Flaxseed (Linum usitatissimum) is well known to Mediterranean cultures who have valued it as food and medicine since ancient times. One of the oldest crops cultivated, there are two types: brown and golden.
Flaxseeds can be used whole or crushed or powdered as meal or flour. Flaxseed oil comes in liquid and capsule form from pharmacies and vitamin shops.
Flaxseed oil – also known as flax oil or linseed oil – is extracted from crushed flaxseeds. It contains the polyunsaturated fatty acid alpha-linolenic acid (ALA), an essential omega-3 fatty acid. The ALA and related chemicals in flaxseed oil have been linked to decreased inflammation, so it is used to bring down swelling.
One tablespoon of flaxseed oil contains a whopping 7,196 mg of omega-3 fatty acids. The recommended daily allowance – or Reference Daily Intake (RDI) – is at least 1,600 mg of ALA omega-3 fatty acids daily for men and 1,100 mg for women. If you don’t like fatty fish (the other great source of omega-3 fatty acids) taking one tablespoon of flaxseed oil daily will give you far more than your daily need.
Flaxseed oil is used in the kitchen as cooking oil and in margarine. It is also included in paints, varnishes, linoleum, and soap, and as a waterproofing agent.
Flaxseed is high in protein, soluble fiber, and lignans, which contain phytoestrogens. Lignans are “plant compounds that have antioxidant and estrogen properties, both of which can help lower the risk of cancer and improve health.” Flaxseeds provide as much as 800 times more lignans than other plant foods.
Scientific evidence suggests that consuming 40 to 50 grams of flaxseed oil per day may lower cholesterol levels. It can be taken as a gel cap supplement from a bottle or eaten in seed form, mixed with food or a beverage. It bakes well into bread and muffins, but you must release the oil by grinding the seeds first. A food processor or household coffee grinder works well for this.
Many other health conditions may respond well from incorporating flaxseed oil into your diet:
- Rheumatoid arthritis

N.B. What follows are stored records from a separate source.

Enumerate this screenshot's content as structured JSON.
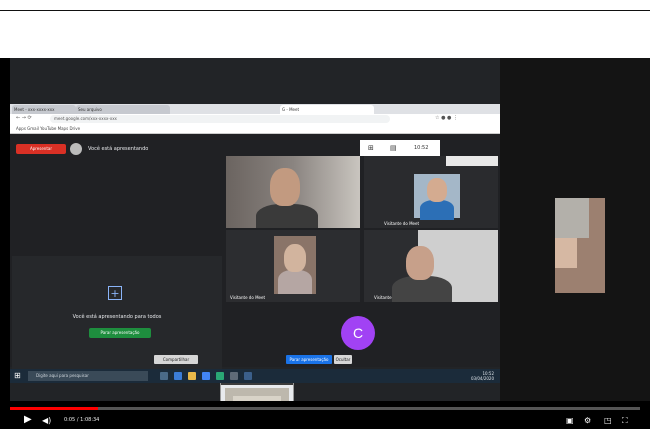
{
  "browser": {
    "tabs": [
      "Meet - xxx-xxxx-xxx",
      "Seu arquivo",
      "G - Meet"
    ],
    "url": "meet.google.com/xxx-xxxx-xxx",
    "bookmarks": "Apps  Gmail  YouTube  Maps  Drive"
  },
  "meet": {
    "present_button": "Apresentar",
    "presenting_label": "Você está apresentando",
    "presentation_title": "Você está apresentando para todos",
    "stop_button": "Parar apresentação",
    "time": "10:52",
    "participants": [
      {
        "name": "",
        "shirt": "#3a3a3a"
      },
      {
        "name": "Visitante do Meet",
        "shirt": "#2c6fb6"
      },
      {
        "name": "Visitante do Meet",
        "shirt": "#b5a6a3"
      },
      {
        "name": "Visitante",
        "shirt": "#444"
      }
    ],
    "avatar_letter": "C",
    "popup_title": "Meet - xxx-xxxx-xxx",
    "chip_left": "Compartilhar",
    "chip_active": "Parar apresentação",
    "chip_end": "Ocultar"
  },
  "taskbar": {
    "search_placeholder": "Digite aqui para pesquisar",
    "time": "10:52",
    "date": "03/04/2020"
  },
  "player": {
    "time_display": "0:05 / 1:08:34",
    "progress_fraction": 0.14
  }
}
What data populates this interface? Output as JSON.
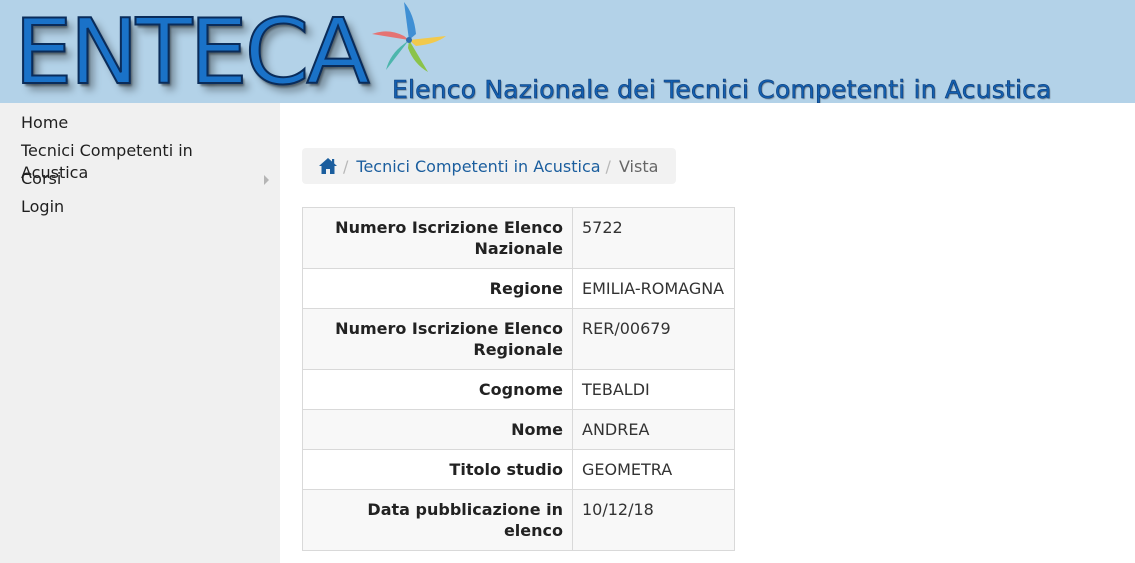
{
  "header": {
    "logo": "ENTECA",
    "subtitle": "Elenco Nazionale dei Tecnici Competenti in Acustica"
  },
  "sidebar": {
    "items": [
      {
        "label": "Home",
        "has_submenu": false
      },
      {
        "label": "Tecnici Competenti in Acustica",
        "has_submenu": false
      },
      {
        "label": "Corsi",
        "has_submenu": true
      },
      {
        "label": "Login",
        "has_submenu": false
      }
    ]
  },
  "breadcrumb": {
    "icon": "home-icon",
    "separator": "/",
    "link": "Tecnici Competenti in Acustica",
    "current": "Vista"
  },
  "details": {
    "rows": [
      {
        "label": "Numero Iscrizione Elenco Nazionale",
        "value": "5722"
      },
      {
        "label": "Regione",
        "value": "EMILIA-ROMAGNA"
      },
      {
        "label": "Numero Iscrizione Elenco Regionale",
        "value": "RER/00679"
      },
      {
        "label": "Cognome",
        "value": "TEBALDI"
      },
      {
        "label": "Nome",
        "value": "ANDREA"
      },
      {
        "label": "Titolo studio",
        "value": "GEOMETRA"
      },
      {
        "label": "Data pubblicazione in elenco",
        "value": "10/12/18"
      }
    ]
  },
  "colors": {
    "header_bg": "#b3d2e8",
    "logo_blue": "#1a72c8",
    "link_blue": "#1b5e9e",
    "sidebar_bg": "#f0f0f0"
  }
}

- Benign prostatic hyperplasia (BPH)
- Vaginal infections
- Dry eyes
- Hardening of the arteries (atherosclerosis)
- High blood pressure
- Heart disease

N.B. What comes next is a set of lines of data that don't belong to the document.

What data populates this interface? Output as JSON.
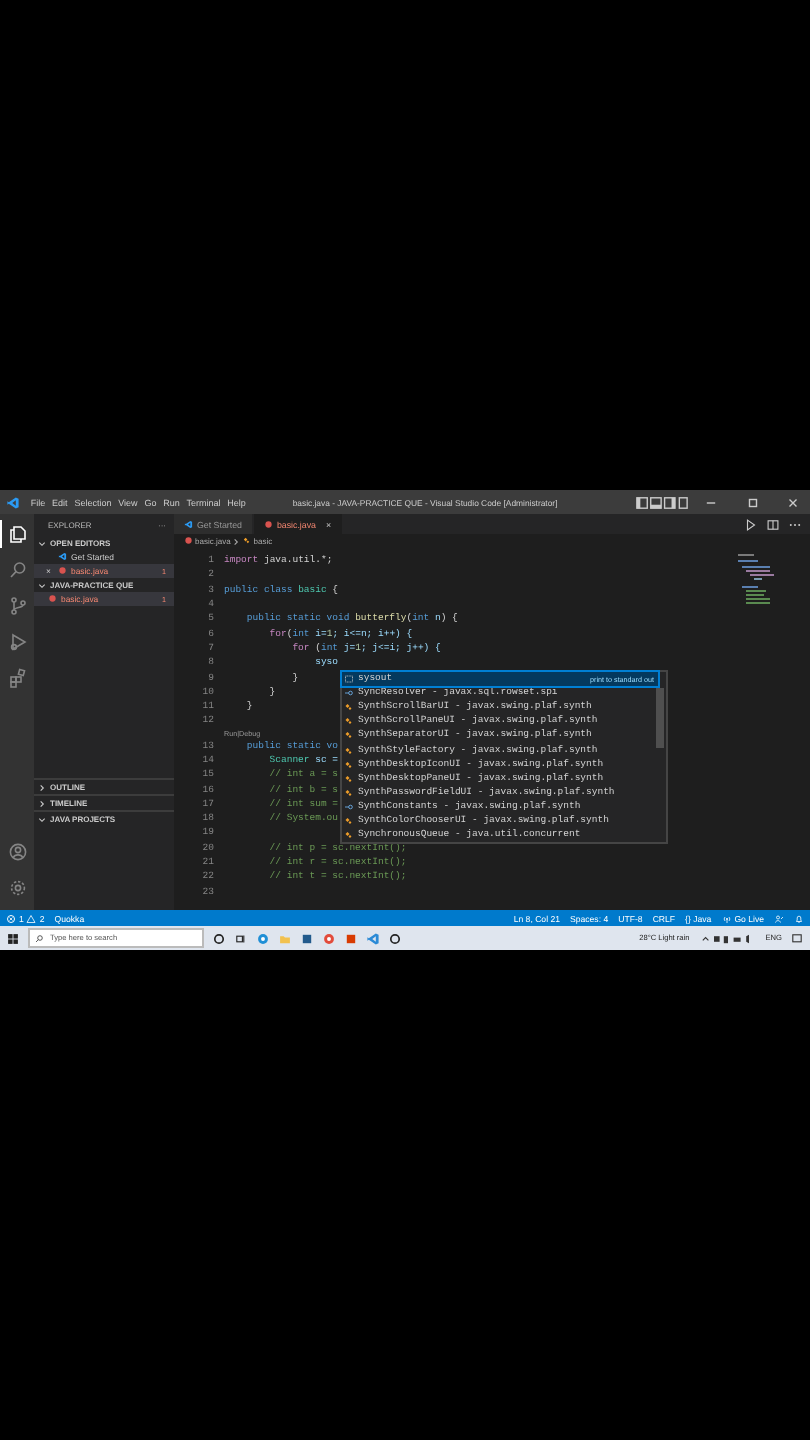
{
  "title_bar": {
    "menu": [
      "File",
      "Edit",
      "Selection",
      "View",
      "Go",
      "Run",
      "Terminal",
      "Help"
    ],
    "title": "basic.java - JAVA-PRACTICE QUE - Visual Studio Code [Administrator]"
  },
  "activity_bar": {
    "top": [
      {
        "kind": "files",
        "selected": true
      },
      {
        "kind": "search",
        "selected": false
      },
      {
        "kind": "source-control",
        "selected": false
      },
      {
        "kind": "run-debug",
        "selected": false
      },
      {
        "kind": "extensions",
        "selected": false
      }
    ],
    "bottom": [
      {
        "kind": "account"
      },
      {
        "kind": "settings"
      }
    ]
  },
  "sidebar": {
    "title": "EXPLORER",
    "more": "···",
    "sections": [
      {
        "label": "OPEN EDITORS",
        "expanded": true,
        "items": [
          {
            "label": "Get Started",
            "kind": "welcome",
            "error": false,
            "selected": false
          },
          {
            "label": "basic.java",
            "kind": "java",
            "error": true,
            "badge": "1",
            "close": "×",
            "selected": true
          }
        ]
      },
      {
        "label": "JAVA-PRACTICE QUE",
        "expanded": true,
        "items": [
          {
            "label": "basic.java",
            "kind": "java",
            "error": true,
            "badge": "1",
            "selected": true
          }
        ]
      }
    ],
    "panels": [
      {
        "label": "OUTLINE",
        "expanded": false
      },
      {
        "label": "TIMELINE",
        "expanded": false
      },
      {
        "label": "JAVA PROJECTS",
        "expanded": true
      }
    ]
  },
  "editor": {
    "tabs": [
      {
        "label": "Get Started",
        "kind": "welcome",
        "error": false,
        "selected": false
      },
      {
        "label": "basic.java",
        "kind": "java",
        "error": true,
        "close": "×",
        "selected": true
      }
    ],
    "breadcrumb": [
      {
        "label": "basic.java",
        "kind": "java"
      },
      {
        "label": "basic",
        "kind": "class"
      }
    ],
    "lines": [
      {
        "kind": "code",
        "number": "1",
        "tokens": [
          {
            "text": "import ",
            "kind": "ctl"
          },
          {
            "text": "java.util.*;",
            "kind": "txt"
          }
        ]
      },
      {
        "kind": "code",
        "number": "2"
      },
      {
        "kind": "code",
        "number": "3",
        "tokens": [
          {
            "text": "public class ",
            "kind": "kw"
          },
          {
            "text": "basic",
            "kind": "type"
          },
          {
            "text": " {",
            "kind": "txt"
          }
        ]
      },
      {
        "kind": "code",
        "number": "4"
      },
      {
        "kind": "code",
        "number": "5",
        "tokens": [
          {
            "text": "    public static void ",
            "kind": "kw"
          },
          {
            "text": "butterfly",
            "kind": "fn"
          },
          {
            "text": "(",
            "kind": "txt"
          },
          {
            "text": "int",
            "kind": "kw"
          },
          {
            "text": " n",
            "kind": "var"
          },
          {
            "text": ") {",
            "kind": "txt"
          }
        ]
      },
      {
        "kind": "code",
        "number": "6",
        "tokens": [
          {
            "text": "        for",
            "kind": "ctl"
          },
          {
            "text": "(",
            "kind": "txt"
          },
          {
            "text": "int",
            "kind": "kw"
          },
          {
            "text": " i=",
            "kind": "var"
          },
          {
            "text": "1",
            "kind": "num"
          },
          {
            "text": "; i<=n; i++) {",
            "kind": "var"
          }
        ]
      },
      {
        "kind": "code",
        "number": "7",
        "tokens": [
          {
            "text": "            for",
            "kind": "ctl"
          },
          {
            "text": " (",
            "kind": "txt"
          },
          {
            "text": "int",
            "kind": "kw"
          },
          {
            "text": " j=",
            "kind": "var"
          },
          {
            "text": "1",
            "kind": "num"
          },
          {
            "text": "; j<=i; j++) {",
            "kind": "var"
          }
        ]
      },
      {
        "kind": "code",
        "number": "8",
        "tokens": [
          {
            "text": "                syso",
            "kind": "var"
          }
        ]
      },
      {
        "kind": "code",
        "number": "9",
        "tokens": [
          {
            "text": "            }",
            "kind": "txt"
          }
        ]
      },
      {
        "kind": "code",
        "number": "10",
        "tokens": [
          {
            "text": "        }",
            "kind": "txt"
          }
        ]
      },
      {
        "kind": "code",
        "number": "11",
        "tokens": [
          {
            "text": "    }",
            "kind": "txt"
          }
        ]
      },
      {
        "kind": "code",
        "number": "12"
      },
      {
        "kind": "codelens",
        "text": "Run|Debug"
      },
      {
        "kind": "code",
        "number": "13",
        "tokens": [
          {
            "text": "    public static vo",
            "kind": "kw"
          }
        ]
      },
      {
        "kind": "code",
        "number": "14",
        "tokens": [
          {
            "text": "        Scanner",
            "kind": "type"
          },
          {
            "text": " sc =",
            "kind": "var"
          }
        ]
      },
      {
        "kind": "code",
        "number": "15",
        "tokens": [
          {
            "text": "        // int a = s",
            "kind": "com"
          }
        ]
      },
      {
        "kind": "code",
        "number": "16",
        "tokens": [
          {
            "text": "        // int b = s",
            "kind": "com"
          }
        ]
      },
      {
        "kind": "code",
        "number": "17",
        "tokens": [
          {
            "text": "        // int sum =",
            "kind": "com"
          }
        ]
      },
      {
        "kind": "code",
        "number": "18",
        "tokens": [
          {
            "text": "        // System.ou",
            "kind": "com"
          }
        ]
      },
      {
        "kind": "code",
        "number": "19"
      },
      {
        "kind": "code",
        "number": "20",
        "tokens": [
          {
            "text": "        // int p = sc.nextInt();",
            "kind": "com"
          }
        ]
      },
      {
        "kind": "code",
        "number": "21",
        "tokens": [
          {
            "text": "        // int r = sc.nextInt();",
            "kind": "com"
          }
        ]
      },
      {
        "kind": "code",
        "number": "22",
        "tokens": [
          {
            "text": "        // int t = sc.nextInt();",
            "kind": "com"
          }
        ]
      },
      {
        "kind": "code",
        "number": "23"
      }
    ],
    "suggestions": [
      {
        "kind": "snippet",
        "name": "sysout",
        "detail": "print to standard out",
        "selected": true
      },
      {
        "kind": "interface",
        "name": "SyncResolver - javax.sql.rowset.spi",
        "selected": false
      },
      {
        "kind": "class",
        "name": "SynthScrollBarUI - javax.swing.plaf.synth",
        "selected": false
      },
      {
        "kind": "class",
        "name": "SynthScrollPaneUI - javax.swing.plaf.synth",
        "selected": false
      },
      {
        "kind": "class",
        "name": "SynthSeparatorUI - javax.swing.plaf.synth",
        "selected": false
      },
      {
        "kind": "class",
        "name": "SynthStyleFactory - javax.swing.plaf.synth",
        "selected": false
      },
      {
        "kind": "class",
        "name": "SynthDesktopIconUI - javax.swing.plaf.synth",
        "selected": false
      },
      {
        "kind": "class",
        "name": "SynthDesktopPaneUI - javax.swing.plaf.synth",
        "selected": false
      },
      {
        "kind": "class",
        "name": "SynthPasswordFieldUI - javax.swing.plaf.synth",
        "selected": false
      },
      {
        "kind": "interface",
        "name": "SynthConstants - javax.swing.plaf.synth",
        "selected": false
      },
      {
        "kind": "class",
        "name": "SynthColorChooserUI - javax.swing.plaf.synth",
        "selected": false
      },
      {
        "kind": "class",
        "name": "SynchronousQueue - java.util.concurrent",
        "selected": false
      }
    ]
  },
  "status_bar": {
    "errors": "1",
    "warnings": "2",
    "left": [
      "Quokka"
    ],
    "right": [
      {
        "text": "Ln 8, Col 21"
      },
      {
        "text": "Spaces: 4"
      },
      {
        "text": "UTF-8"
      },
      {
        "text": "CRLF"
      },
      {
        "text": "{} Java"
      },
      {
        "text": "Go Live",
        "kind": "broadcast"
      }
    ]
  },
  "taskbar": {
    "search": {
      "placeholder": "Type here to search"
    },
    "apps": [
      {
        "kind": "cortana"
      },
      {
        "kind": "task-view"
      },
      {
        "kind": "browser",
        "color": "#1f8fd6"
      },
      {
        "kind": "folder",
        "color": "#f2c14e"
      },
      {
        "kind": "store",
        "color": "#225a8c"
      },
      {
        "kind": "browser",
        "color": "#e24b3b"
      },
      {
        "kind": "store",
        "color": "#d83b01"
      },
      {
        "kind": "code",
        "color": "#2b8ad6"
      },
      {
        "kind": "cortana",
        "color": "#222222"
      }
    ],
    "weather": "28°C  Light rain",
    "language": "ENG"
  }
}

- Attention deficit-hyperactivity disorder (ADHD)
Not only that, some people have found flaxseed oil effective as a weight loss aid and preventative for breast and prostate cancers. Taken as a laxative, it can ease constipation and improve digestion, while acting as an antidiarrheal agent.
When applied directly to the skin, flaxseed oil soothes inflammations and irritations while softening roughness and callouses. When taken internally (eaten in food or swallowed as a supplement), flaxseed oil gives hair a healthy gloss and shine.
Flaxseed oil is easy to prepare for consumption. Substitute the oil for other cooking oils in salad dressings, sauces, and dips. Add a tablespoon to a blender smoothie or shake.
Scientific laboratory studies are underway to see if flaxseed oil is effective in reducing cancer cell growth. Mice given 0.3 ml of flaxseed oil for 40 days showed inhibited metastatic melanoma and reduced lung tumor formation. Similarly, flaxseed oil blocked the formation of colon cancer in rats.
Other researchers are finding that flaxseed oil keeps arteries elastic, countering the effects of aging and increased blood pressure. It is known that flaxseed oil raises the blood plasma concentrations of n-3 fatty acids (which protect the heart) in humans.
Flaxseeds themselves are highly nutritious. One tablespoon contains:
- Calories: 37
- Protein: 1.3 grams
- Carbs: 2 grams
- Fiber: 1.9 grams
- Total fat: 3 grams
- Saturated fat: 0.3 grams
- Monounsaturated fat: 0.5 grams
- Polyunsaturated fat: 2.0 grams
- Omega-3 fatty acids: 1,597 mg
- Vitamin B1: 8% of the RDI
- Vitamin B6: 2% of the RDI
- Folate: 2% of the RDI
- Calcium: 2% of the RDI
- Iron: 2% of the RDI
- Magnesium: 7% of the RDI
- Phosphorus: 4% of the RDI
- Potassium: 2% of the RDI
Since there is no set recommended dosage for flaxseed oil, limit your intake to one or two tablespoons of oil or one to two oil-filled capsules a day. Taking too much can interfere with the body’s ability to absorb other medications, supplements, and nutrients.
Including these tiny seeds can make a huge difference in your health and well-being so the next time you visit the grocery store, check it out.